There are certain moments in life that provide us with a thrilling moment. And I do mean a moment that lasts only a few minutes or even seconds.
I love the feeling of crawling into bed when I have just changed the sheets, or opened up a brand new package of them. I don’t know why it is so refreshing, but it is — and I savor that feeling when it happens.
Another pleasurable moment, especially during the winter months, is pulling the very warm bath towels out of the dryer to fold them. They cool quickly, but not before you get to sort of wrap yourself in their warmth.
I vividly remember those days when you got regular haircuts. Some of you men might remember that after the initial haircut the barber would lather up your neck with warm soap and shave the back of your neck with a straight razor. He’d follow up with a warm, damp towel to get the soap off and finally rub his hands together containing some kind of smelly substance that stung at first and then settled into a genuine tingle.
When you walked outside, the breeze felt good against your skin. Within minutes it was all gone.
I relish eating that first cookie off the tray when you pull it from the oven.
I love finding a really burnt potato chip in the bag. Yummy!
And, once a year, I get to celebrate the coming of a new year.
I love that.
I’m usually tired of the old year and whatever sorrowful moments it brought me. Last year it was the unexpected loss of my wife, Eileen.
But I’ve always looked forward to getting a brand new year. I don’t generally make New Year’s resolutions, at least serious ones, like a promise to jog or even ride my bike before the tires rot away.
Just writing “2017” on that first check is fun.
None of us knows what any new year will bring. What it does bring, especially for me, is renewed hope for myself and everyone I know.
My optimism doesn’t last long. But for that fleeting moment, like the feeling you get from the warm towel from the dryer, all is right with the world.

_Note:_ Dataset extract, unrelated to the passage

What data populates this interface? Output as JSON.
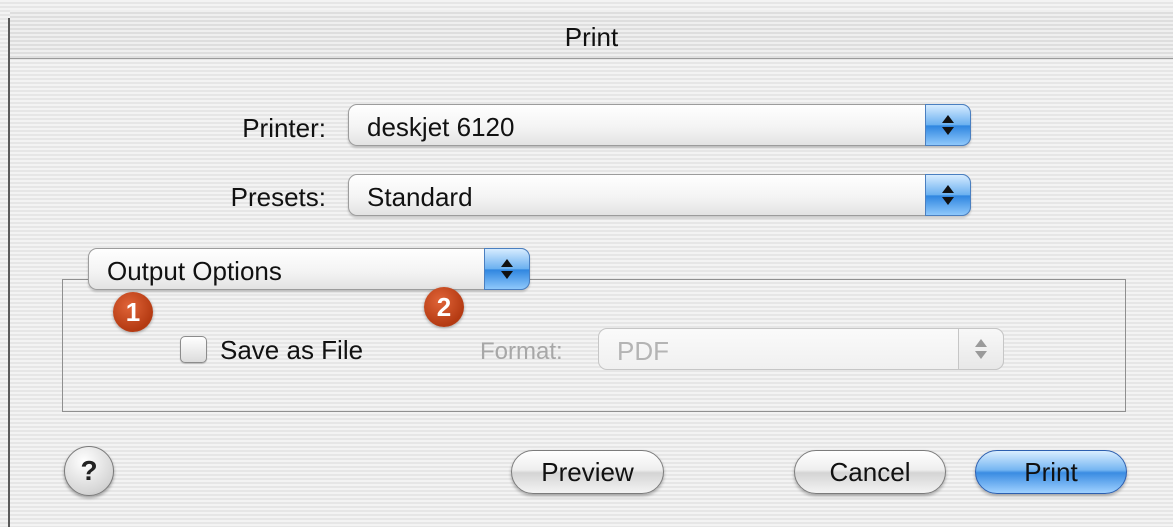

Lon Allan’s column is special to The Tribune. He has lived in Atascadero for nearly five decades and his column appears here every week. Reach Allan at 466-8529 or firstname.lastname@example.org.